ML FOR CLOUD IN NEWS
Infoworks said it has released the first and industry’s only end-to-end platform for automated big data warehousing in the cloud which will help organizations “build and deploy big data use-cases in days instead of months.” The platform, Infoworks Cloud Big Data Warehouse, uses advanced automation to handle big data infrastructure reducing the complexity. “We are enabling enterprises to rapidly modernize their data warehouse environments both on premise and in the cloud, and derive strategic value from their big data initiatives,” Infoworks CEO Amar Arsikere said, “The unprecedented level of automation built into the Infoworks platform enables enterprises to rapidly design and deploy big data analytics use-cases without any coding.”
Cloudera, which has been teaming up with Microsoft in a series of collaborations, has announced the upcoming beta release of Altus Data Engineering for the Microsoft Azure cloud environment. Cloudera Altus Data Engineering on Azure simplifies DevOps and reduces management complexity of infrastructure that are otherwise time consuming. “Enterprise customers increasingly choose Microsoft Azure for their large-scale data processing workloads. We are excited that Cloudera Altus will bring an easy-to-use, end-user focused managed service experience on Azure, that is backed by the proven enterprise-grade Cloudera distribution,” said Corey Sanders, who is the director of Compute at Microsoft Azure. “Azure is the only public cloud that provides Azure Data Lake Storage designed for big data at cloud scale. Together with Cloudera Altus, we help customers build, deploy, and share analytics solutions.”

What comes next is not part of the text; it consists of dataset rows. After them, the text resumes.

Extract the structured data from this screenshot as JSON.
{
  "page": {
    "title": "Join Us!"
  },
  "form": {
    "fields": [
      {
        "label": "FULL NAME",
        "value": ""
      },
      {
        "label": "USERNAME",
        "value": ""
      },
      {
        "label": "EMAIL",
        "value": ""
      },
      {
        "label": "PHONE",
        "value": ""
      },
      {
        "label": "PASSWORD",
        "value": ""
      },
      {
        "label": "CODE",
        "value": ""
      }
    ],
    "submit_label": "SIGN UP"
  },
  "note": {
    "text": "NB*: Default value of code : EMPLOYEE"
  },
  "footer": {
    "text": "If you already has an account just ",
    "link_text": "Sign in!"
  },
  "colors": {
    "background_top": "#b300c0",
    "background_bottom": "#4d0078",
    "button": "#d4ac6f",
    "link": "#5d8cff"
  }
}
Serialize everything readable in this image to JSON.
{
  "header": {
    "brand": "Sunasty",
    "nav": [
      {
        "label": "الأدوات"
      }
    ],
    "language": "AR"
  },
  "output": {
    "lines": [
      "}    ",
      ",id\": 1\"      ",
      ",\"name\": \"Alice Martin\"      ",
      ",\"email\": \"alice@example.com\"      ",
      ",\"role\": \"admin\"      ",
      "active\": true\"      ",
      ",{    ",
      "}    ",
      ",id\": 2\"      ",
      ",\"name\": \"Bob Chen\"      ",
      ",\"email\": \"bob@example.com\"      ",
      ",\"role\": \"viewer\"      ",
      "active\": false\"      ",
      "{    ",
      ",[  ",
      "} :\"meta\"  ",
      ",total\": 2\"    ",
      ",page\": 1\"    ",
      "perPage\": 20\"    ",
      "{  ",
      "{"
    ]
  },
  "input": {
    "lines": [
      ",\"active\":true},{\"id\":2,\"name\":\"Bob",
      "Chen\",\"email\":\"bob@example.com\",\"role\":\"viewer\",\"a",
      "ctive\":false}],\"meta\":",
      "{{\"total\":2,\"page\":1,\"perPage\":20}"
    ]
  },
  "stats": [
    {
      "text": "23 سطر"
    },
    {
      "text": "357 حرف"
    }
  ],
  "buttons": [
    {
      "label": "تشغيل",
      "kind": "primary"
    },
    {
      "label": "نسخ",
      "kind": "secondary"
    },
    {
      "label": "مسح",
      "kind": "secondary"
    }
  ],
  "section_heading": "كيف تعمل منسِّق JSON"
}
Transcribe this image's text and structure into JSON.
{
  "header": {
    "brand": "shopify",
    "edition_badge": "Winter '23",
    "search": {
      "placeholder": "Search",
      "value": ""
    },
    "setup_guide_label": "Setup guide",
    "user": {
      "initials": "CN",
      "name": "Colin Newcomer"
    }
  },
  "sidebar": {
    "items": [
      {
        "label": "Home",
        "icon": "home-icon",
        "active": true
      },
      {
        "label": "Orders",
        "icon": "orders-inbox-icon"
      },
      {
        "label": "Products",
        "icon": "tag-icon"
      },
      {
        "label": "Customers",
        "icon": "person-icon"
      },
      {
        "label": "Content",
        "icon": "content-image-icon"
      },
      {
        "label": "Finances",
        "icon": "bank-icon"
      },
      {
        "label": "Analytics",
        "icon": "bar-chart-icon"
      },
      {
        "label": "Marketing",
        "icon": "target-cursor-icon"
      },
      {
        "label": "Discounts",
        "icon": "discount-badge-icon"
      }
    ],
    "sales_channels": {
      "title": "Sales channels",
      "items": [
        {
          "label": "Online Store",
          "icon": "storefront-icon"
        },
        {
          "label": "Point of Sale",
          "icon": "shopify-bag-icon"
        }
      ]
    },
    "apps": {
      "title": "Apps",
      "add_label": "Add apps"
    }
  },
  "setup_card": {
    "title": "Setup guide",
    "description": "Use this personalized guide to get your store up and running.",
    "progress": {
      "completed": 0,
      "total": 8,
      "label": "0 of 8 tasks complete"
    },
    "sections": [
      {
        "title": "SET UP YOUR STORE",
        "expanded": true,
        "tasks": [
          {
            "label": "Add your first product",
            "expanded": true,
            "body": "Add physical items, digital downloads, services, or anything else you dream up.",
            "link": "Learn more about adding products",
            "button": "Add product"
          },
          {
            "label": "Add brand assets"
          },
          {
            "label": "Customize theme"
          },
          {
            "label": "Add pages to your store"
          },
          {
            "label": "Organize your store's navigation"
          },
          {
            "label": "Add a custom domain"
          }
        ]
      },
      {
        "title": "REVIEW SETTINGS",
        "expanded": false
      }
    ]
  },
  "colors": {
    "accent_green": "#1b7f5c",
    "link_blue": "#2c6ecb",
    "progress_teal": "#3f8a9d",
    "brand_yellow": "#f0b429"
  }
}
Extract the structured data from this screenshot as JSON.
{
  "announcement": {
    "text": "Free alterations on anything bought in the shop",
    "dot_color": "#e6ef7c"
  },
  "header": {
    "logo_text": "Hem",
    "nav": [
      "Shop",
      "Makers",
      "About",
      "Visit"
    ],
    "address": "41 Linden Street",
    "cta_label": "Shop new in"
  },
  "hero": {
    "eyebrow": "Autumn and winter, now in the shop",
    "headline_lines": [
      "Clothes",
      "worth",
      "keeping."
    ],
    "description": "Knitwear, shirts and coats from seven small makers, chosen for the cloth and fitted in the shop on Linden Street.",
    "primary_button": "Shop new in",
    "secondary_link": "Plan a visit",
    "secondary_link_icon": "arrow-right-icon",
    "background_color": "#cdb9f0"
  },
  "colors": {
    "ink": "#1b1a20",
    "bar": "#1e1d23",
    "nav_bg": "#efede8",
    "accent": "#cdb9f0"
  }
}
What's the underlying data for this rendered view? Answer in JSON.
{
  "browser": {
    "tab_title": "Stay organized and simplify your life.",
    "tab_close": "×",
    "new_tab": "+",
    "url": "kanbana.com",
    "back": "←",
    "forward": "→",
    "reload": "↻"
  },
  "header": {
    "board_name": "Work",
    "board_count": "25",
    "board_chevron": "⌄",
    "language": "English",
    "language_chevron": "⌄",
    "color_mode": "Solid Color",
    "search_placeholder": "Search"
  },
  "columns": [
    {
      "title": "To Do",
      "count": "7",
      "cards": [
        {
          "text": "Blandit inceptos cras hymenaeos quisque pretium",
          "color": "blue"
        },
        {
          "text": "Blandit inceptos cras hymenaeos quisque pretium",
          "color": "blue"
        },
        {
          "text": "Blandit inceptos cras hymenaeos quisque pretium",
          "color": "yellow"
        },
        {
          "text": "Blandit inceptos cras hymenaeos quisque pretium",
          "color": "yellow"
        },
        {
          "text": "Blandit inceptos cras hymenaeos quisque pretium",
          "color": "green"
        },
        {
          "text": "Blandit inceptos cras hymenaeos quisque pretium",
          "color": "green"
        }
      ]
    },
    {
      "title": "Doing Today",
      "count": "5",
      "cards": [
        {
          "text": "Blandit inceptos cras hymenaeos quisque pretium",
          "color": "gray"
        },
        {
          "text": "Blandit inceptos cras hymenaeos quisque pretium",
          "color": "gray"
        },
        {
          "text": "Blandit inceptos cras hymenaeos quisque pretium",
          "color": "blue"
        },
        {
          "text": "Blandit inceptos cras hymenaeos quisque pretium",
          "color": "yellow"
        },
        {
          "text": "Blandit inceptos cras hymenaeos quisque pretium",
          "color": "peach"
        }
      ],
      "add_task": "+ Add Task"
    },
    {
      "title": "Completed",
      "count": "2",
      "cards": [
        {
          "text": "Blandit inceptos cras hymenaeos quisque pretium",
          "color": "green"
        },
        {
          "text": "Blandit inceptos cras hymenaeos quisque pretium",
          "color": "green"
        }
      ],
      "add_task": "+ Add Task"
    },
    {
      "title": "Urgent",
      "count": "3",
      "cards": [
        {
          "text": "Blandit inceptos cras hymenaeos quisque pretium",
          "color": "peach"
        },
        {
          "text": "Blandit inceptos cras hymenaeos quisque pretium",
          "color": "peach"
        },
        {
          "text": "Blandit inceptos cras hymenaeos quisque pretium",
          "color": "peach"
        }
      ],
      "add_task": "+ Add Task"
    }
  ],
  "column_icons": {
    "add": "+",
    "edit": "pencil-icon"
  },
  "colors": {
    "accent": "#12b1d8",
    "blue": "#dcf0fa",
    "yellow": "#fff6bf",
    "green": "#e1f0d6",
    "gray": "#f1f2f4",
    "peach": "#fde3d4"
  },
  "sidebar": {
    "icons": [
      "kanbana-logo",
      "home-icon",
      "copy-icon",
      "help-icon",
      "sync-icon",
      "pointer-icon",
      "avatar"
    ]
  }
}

In what could be a departure from big data architectures that consolidate data into a single data lake, Hortonworks has launched its cloud-based DataPlane Service that will analyze, manage and govern the data across environments, letting enterprises secure their data irrespective of the use case. It will capture data regardless of whether data is in motion or at rest. While DataPlane Service could be a fabric to manage all kinds of data no matter where they reside, its necessity goes beyond infrastructure reasons as data protection laws are getting stringent day by day.